| Your assignment |
What follows is a set of records; repeat all of them exactly.

[Saved data entries]

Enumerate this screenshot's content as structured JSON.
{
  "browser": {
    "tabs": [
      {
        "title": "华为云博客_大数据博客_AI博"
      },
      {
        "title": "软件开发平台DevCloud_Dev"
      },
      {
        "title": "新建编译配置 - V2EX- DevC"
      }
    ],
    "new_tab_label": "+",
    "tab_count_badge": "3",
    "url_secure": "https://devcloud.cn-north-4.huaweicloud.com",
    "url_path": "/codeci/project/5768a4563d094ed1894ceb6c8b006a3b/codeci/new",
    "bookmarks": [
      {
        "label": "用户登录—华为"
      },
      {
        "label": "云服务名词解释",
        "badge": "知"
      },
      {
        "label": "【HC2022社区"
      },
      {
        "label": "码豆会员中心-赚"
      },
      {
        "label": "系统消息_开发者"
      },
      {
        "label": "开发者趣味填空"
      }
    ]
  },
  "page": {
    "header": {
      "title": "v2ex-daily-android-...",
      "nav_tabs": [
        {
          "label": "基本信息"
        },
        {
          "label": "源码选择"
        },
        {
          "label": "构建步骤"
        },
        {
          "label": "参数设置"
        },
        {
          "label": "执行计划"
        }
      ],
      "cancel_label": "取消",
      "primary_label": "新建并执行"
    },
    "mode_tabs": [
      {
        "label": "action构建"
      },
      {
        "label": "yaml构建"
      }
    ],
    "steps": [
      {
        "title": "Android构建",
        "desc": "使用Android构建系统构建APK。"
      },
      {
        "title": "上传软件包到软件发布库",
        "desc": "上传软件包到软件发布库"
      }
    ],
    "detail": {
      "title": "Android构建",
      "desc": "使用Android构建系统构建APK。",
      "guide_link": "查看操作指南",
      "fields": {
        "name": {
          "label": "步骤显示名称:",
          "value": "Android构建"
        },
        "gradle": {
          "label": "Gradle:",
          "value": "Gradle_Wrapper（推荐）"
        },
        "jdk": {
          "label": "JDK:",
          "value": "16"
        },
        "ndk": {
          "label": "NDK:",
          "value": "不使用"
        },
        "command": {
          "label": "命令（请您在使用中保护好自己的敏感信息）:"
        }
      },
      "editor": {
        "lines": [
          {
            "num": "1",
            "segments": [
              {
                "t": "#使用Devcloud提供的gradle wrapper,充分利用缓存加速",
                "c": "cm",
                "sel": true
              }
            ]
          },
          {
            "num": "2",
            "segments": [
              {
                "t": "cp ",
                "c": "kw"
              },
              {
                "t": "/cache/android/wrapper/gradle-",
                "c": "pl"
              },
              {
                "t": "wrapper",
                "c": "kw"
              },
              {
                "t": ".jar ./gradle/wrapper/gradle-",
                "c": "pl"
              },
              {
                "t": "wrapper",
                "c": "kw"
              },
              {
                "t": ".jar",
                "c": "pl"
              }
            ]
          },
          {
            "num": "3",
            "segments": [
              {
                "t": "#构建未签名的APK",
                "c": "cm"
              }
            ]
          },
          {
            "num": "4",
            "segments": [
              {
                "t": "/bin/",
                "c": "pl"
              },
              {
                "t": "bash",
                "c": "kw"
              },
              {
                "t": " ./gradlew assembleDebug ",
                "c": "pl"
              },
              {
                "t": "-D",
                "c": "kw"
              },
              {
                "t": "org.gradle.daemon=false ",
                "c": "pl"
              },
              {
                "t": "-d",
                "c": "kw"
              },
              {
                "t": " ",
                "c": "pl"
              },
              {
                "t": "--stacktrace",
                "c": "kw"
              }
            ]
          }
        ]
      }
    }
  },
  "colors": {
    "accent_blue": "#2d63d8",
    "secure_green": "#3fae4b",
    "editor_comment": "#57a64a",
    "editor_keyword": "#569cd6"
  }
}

| Solution to this exercise |
Enumerate this screenshot's content as structured JSON.
{
  "browser": {
    "tabs": [
      {
        "title": "华为云博客_大数据博客_AI博"
      },
      {
        "title": "软件开发平台DevCloud_Dev"
      },
      {
        "title": "新建编译配置 - V2EX- DevC"
      }
    ],
    "new_tab_label": "+",
    "tab_count_badge": "3",
    "url_secure": "https://devcloud.cn-north-4.huaweicloud.com",
    "url_path": "/codeci/project/5768a4563d094ed1894ceb6c8b006a3b/codeci/new",
    "bookmarks": [
      {
        "label": "用户登录—华为"
      },
      {
        "label": "云服务名词解释",
        "badge": "知"
      },
      {
        "label": "【HC2022社区"
      },
      {
        "label": "码豆会员中心-赚"
      },
      {
        "label": "系统消息_开发者"
      },
      {
        "label": "开发者趣味填空"
      }
    ]
  },
  "page": {
    "header": {
      "title": "v2ex-daily-android-...",
      "nav_tabs": [
        {
          "label": "基本信息"
        },
        {
          "label": "源码选择"
        },
        {
          "label": "构建步骤"
        },
        {
          "label": "参数设置"
        },
        {
          "label": "执行计划"
        }
      ],
      "cancel_label": "取消",
      "primary_label": "新建并执行"
    },
    "mode_tabs": [
      {
        "label": "action构建"
      },
      {
        "label": "yaml构建"
      }
    ],
    "steps": [
      {
        "title": "Android构建",
        "desc": "使用Android构建系统构建APK。"
      },
      {
        "title": "上传软件包到软件发布库",
        "desc": "上传软件包到软件发布库"
      }
    ],
    "detail": {
      "title": "Android构建",
      "desc": "使用Android构建系统构建APK。",
      "guide_link": "查看操作指南",
      "fields": {
        "name": {
          "label": "步骤显示名称:",
          "value": "Android构建"
        },
        "gradle": {
          "label": "Gradle:",
          "value": "Gradle_Wrapper（推荐）"
        },
        "jdk": {
          "label": "JDK:",
          "value": "16"
        },
        "ndk": {
          "label": "NDK:",
          "value": "不使用"
        },
        "command": {
          "label": "命令（请您在使用中保护好自己的敏感信息）:"
        }
      },
      "editor": {
        "lines": [
          {
            "num": "1",
            "segments": [
              {
                "t": "#使用Devcloud提供的gradle wrapper,充分利用缓存加速",
                "c": "cm",
                "sel": true
              }
            ]
          },
          {
            "num": "2",
            "segments": [
              {
                "t": "cp ",
                "c": "kw"
              },
              {
                "t": "/cache/android/wrapper/gradle-",
                "c": "pl"
              },
              {
                "t": "wrapper",
                "c": "kw"
              },
              {
                "t": ".jar ./gradle/wrapper/gradle-",
                "c": "pl"
              },
              {
                "t": "wrapper",
                "c": "kw"
              },
              {
                "t": ".jar",
                "c": "pl"
              }
            ]
          },
          {
            "num": "3",
            "segments": [
              {
                "t": "#构建未签名的APK",
                "c": "cm"
              }
            ]
          },
          {
            "num": "4",
            "segments": [
              {
                "t": "/bin/",
                "c": "pl"
              },
              {
                "t": "bash",
                "c": "kw"
              },
              {
                "t": " ./gradlew assembleDebug ",
                "c": "pl"
              },
              {
                "t": "-D",
                "c": "kw"
              },
              {
                "t": "org.gradle.daemon=false ",
                "c": "pl"
              },
              {
                "t": "-d",
                "c": "kw"
              },
              {
                "t": " ",
                "c": "pl"
              },
              {
                "t": "--stacktrace",
                "c": "kw"
              }
            ]
          }
        ]
      }
    }
  },
  "colors": {
    "accent_blue": "#2d63d8",
    "secure_green": "#3fae4b",
    "editor_comment": "#57a64a",
    "editor_keyword": "#569cd6"
  }
}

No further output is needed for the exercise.